(Material provided begins)

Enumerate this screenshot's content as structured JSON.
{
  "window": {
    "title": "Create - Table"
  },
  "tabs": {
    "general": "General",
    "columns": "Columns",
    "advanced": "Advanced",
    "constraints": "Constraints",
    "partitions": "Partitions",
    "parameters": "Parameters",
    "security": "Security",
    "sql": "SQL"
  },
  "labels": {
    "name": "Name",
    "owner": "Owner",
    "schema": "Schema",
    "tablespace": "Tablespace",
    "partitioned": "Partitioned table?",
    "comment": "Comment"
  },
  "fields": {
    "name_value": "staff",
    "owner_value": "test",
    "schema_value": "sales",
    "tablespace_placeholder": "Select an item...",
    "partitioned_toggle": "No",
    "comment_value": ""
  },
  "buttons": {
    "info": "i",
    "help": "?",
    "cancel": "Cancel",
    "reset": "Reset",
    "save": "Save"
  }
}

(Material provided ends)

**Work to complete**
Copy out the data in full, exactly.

**Solution**
Enumerate this screenshot's content as structured JSON.
{
  "window": {
    "title": "Create - Table"
  },
  "tabs": {
    "general": "General",
    "columns": "Columns",
    "advanced": "Advanced",
    "constraints": "Constraints",
    "partitions": "Partitions",
    "parameters": "Parameters",
    "security": "Security",
    "sql": "SQL"
  },
  "labels": {
    "name": "Name",
    "owner": "Owner",
    "schema": "Schema",
    "tablespace": "Tablespace",
    "partitioned": "Partitioned table?",
    "comment": "Comment"
  },
  "fields": {
    "name_value": "staff",
    "owner_value": "test",
    "schema_value": "sales",
    "tablespace_placeholder": "Select an item...",
    "partitioned_toggle": "No",
    "comment_value": ""
  },
  "buttons": {
    "info": "i",
    "help": "?",
    "cancel": "Cancel",
    "reset": "Reset",
    "save": "Save"
  }
}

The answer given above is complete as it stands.